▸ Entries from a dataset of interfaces
━━━━━━━━━━━━━━━━

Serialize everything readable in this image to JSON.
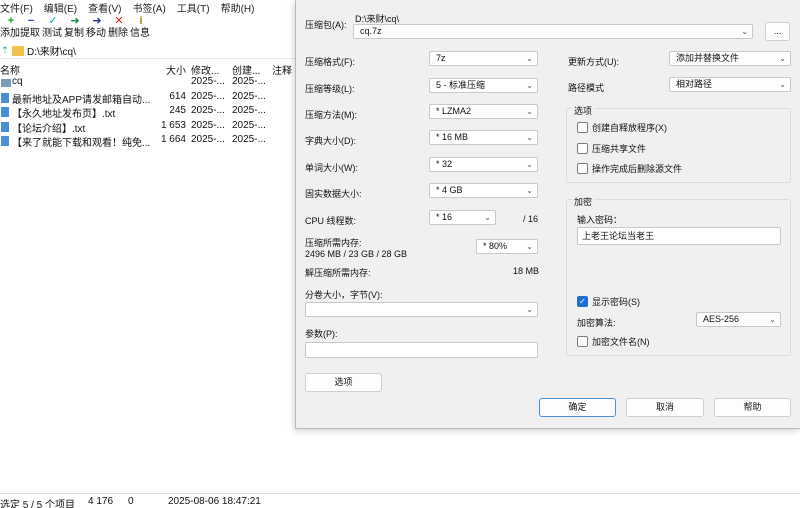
{
  "fm": {
    "menu": [
      "文件(F)",
      "编辑(E)",
      "查看(V)",
      "书签(A)",
      "工具(T)",
      "帮助(H)"
    ],
    "toolbar": [
      {
        "icon": "+",
        "label": "添加",
        "color": "#1a9b2b"
      },
      {
        "icon": "−",
        "label": "提取",
        "color": "#2142b8"
      },
      {
        "icon": "✓",
        "label": "测试",
        "color": "#1aa6a6"
      },
      {
        "icon": "➜",
        "label": "复制",
        "color": "#1a8a4a"
      },
      {
        "icon": "➜",
        "label": "移动",
        "color": "#1f2fa0"
      },
      {
        "icon": "✕",
        "label": "删除",
        "color": "#d02020"
      },
      {
        "icon": "i",
        "label": "信息",
        "color": "#9a8a20"
      }
    ],
    "address": "D:\\来财\\cq\\",
    "columns": {
      "name": "名称",
      "size": "大小",
      "modified": "修改...",
      "created": "创建...",
      "comment": "注释"
    },
    "rows": [
      {
        "name": "cq",
        "size": "",
        "modified": "2025-...",
        "created": "2025-...",
        "dir": true
      },
      {
        "name": "最新地址及APP请发邮箱自动...",
        "size": "614",
        "modified": "2025-...",
        "created": "2025-...",
        "dir": false
      },
      {
        "name": "【永久地址发布页】.txt",
        "size": "245",
        "modified": "2025-...",
        "created": "2025-...",
        "dir": false
      },
      {
        "name": "【论坛介绍】.txt",
        "size": "1 653",
        "modified": "2025-...",
        "created": "2025-...",
        "dir": false
      },
      {
        "name": "【来了就能下载和观看！纯免...",
        "size": "1 664",
        "modified": "2025-...",
        "created": "2025-...",
        "dir": false
      }
    ],
    "status": {
      "selected": "选定 5 / 5 个项目",
      "size": "4 176",
      "zero": "0",
      "date": "2025-08-06 18:47:21"
    }
  },
  "dialog": {
    "archive_label": "压缩包(A):",
    "archive_path": "D:\\来财\\cq\\",
    "archive_name": "cq.7z",
    "browse_label": "...",
    "format_label": "压缩格式(F):",
    "format_value": "7z",
    "level_label": "压缩等级(L):",
    "level_value": "5 - 标准压缩",
    "method_label": "压缩方法(M):",
    "method_value": "*  LZMA2",
    "dict_label": "字典大小(D):",
    "dict_value": "*  16 MB",
    "word_label": "单词大小(W):",
    "word_value": "*  32",
    "solid_label": "固实数据大小:",
    "solid_value": "*  4 GB",
    "threads_label": "CPU 线程数:",
    "threads_value": "*  16",
    "threads_total": "/ 16",
    "mem_label": "压缩所需内存:",
    "mem_value": "2496 MB / 23 GB / 28 GB",
    "mem_pct": "* 80%",
    "demem_label": "解压缩所需内存:",
    "demem_value": "18 MB",
    "split_label": "分卷大小，字节(V):",
    "split_value": "",
    "params_label": "参数(P):",
    "params_value": "",
    "options_btn": "选项",
    "update_label": "更新方式(U):",
    "update_value": "添加并替换文件",
    "pathmode_label": "路径模式",
    "pathmode_value": "相对路径",
    "options_group": "选项",
    "opt_sfx": "创建自释放程序(X)",
    "opt_shared": "压缩共享文件",
    "opt_delete": "操作完成后删除源文件",
    "enc_group": "加密",
    "pwd_label": "输入密码：",
    "pwd_value": "上老王论坛当老王",
    "show_pwd": "显示密码(S)",
    "enc_method_label": "加密算法:",
    "enc_method_value": "AES-256",
    "enc_names": "加密文件名(N)",
    "ok": "确定",
    "cancel": "取消",
    "help": "帮助"
  }
}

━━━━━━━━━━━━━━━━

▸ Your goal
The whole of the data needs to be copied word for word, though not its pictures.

▸ Response box
Serialize everything readable in this image to JSON.
{
  "fm": {
    "menu": [
      "文件(F)",
      "编辑(E)",
      "查看(V)",
      "书签(A)",
      "工具(T)",
      "帮助(H)"
    ],
    "toolbar": [
      {
        "icon": "+",
        "label": "添加",
        "color": "#1a9b2b"
      },
      {
        "icon": "−",
        "label": "提取",
        "color": "#2142b8"
      },
      {
        "icon": "✓",
        "label": "测试",
        "color": "#1aa6a6"
      },
      {
        "icon": "➜",
        "label": "复制",
        "color": "#1a8a4a"
      },
      {
        "icon": "➜",
        "label": "移动",
        "color": "#1f2fa0"
      },
      {
        "icon": "✕",
        "label": "删除",
        "color": "#d02020"
      },
      {
        "icon": "i",
        "label": "信息",
        "color": "#9a8a20"
      }
    ],
    "address": "D:\\来财\\cq\\",
    "columns": {
      "name": "名称",
      "size": "大小",
      "modified": "修改...",
      "created": "创建...",
      "comment": "注释"
    },
    "rows": [
      {
        "name": "cq",
        "size": "",
        "modified": "2025-...",
        "created": "2025-...",
        "dir": true
      },
      {
        "name": "最新地址及APP请发邮箱自动...",
        "size": "614",
        "modified": "2025-...",
        "created": "2025-...",
        "dir": false
      },
      {
        "name": "【永久地址发布页】.txt",
        "size": "245",
        "modified": "2025-...",
        "created": "2025-...",
        "dir": false
      },
      {
        "name": "【论坛介绍】.txt",
        "size": "1 653",
        "modified": "2025-...",
        "created": "2025-...",
        "dir": false
      },
      {
        "name": "【来了就能下载和观看！纯免...",
        "size": "1 664",
        "modified": "2025-...",
        "created": "2025-...",
        "dir": false
      }
    ],
    "status": {
      "selected": "选定 5 / 5 个项目",
      "size": "4 176",
      "zero": "0",
      "date": "2025-08-06 18:47:21"
    }
  },
  "dialog": {
    "archive_label": "压缩包(A):",
    "archive_path": "D:\\来财\\cq\\",
    "archive_name": "cq.7z",
    "browse_label": "...",
    "format_label": "压缩格式(F):",
    "format_value": "7z",
    "level_label": "压缩等级(L):",
    "level_value": "5 - 标准压缩",
    "method_label": "压缩方法(M):",
    "method_value": "*  LZMA2",
    "dict_label": "字典大小(D):",
    "dict_value": "*  16 MB",
    "word_label": "单词大小(W):",
    "word_value": "*  32",
    "solid_label": "固实数据大小:",
    "solid_value": "*  4 GB",
    "threads_label": "CPU 线程数:",
    "threads_value": "*  16",
    "threads_total": "/ 16",
    "mem_label": "压缩所需内存:",
    "mem_value": "2496 MB / 23 GB / 28 GB",
    "mem_pct": "* 80%",
    "demem_label": "解压缩所需内存:",
    "demem_value": "18 MB",
    "split_label": "分卷大小，字节(V):",
    "split_value": "",
    "params_label": "参数(P):",
    "params_value": "",
    "options_btn": "选项",
    "update_label": "更新方式(U):",
    "update_value": "添加并替换文件",
    "pathmode_label": "路径模式",
    "pathmode_value": "相对路径",
    "options_group": "选项",
    "opt_sfx": "创建自释放程序(X)",
    "opt_shared": "压缩共享文件",
    "opt_delete": "操作完成后删除源文件",
    "enc_group": "加密",
    "pwd_label": "输入密码：",
    "pwd_value": "上老王论坛当老王",
    "show_pwd": "显示密码(S)",
    "enc_method_label": "加密算法:",
    "enc_method_value": "AES-256",
    "enc_names": "加密文件名(N)",
    "ok": "确定",
    "cancel": "取消",
    "help": "帮助"
  }
}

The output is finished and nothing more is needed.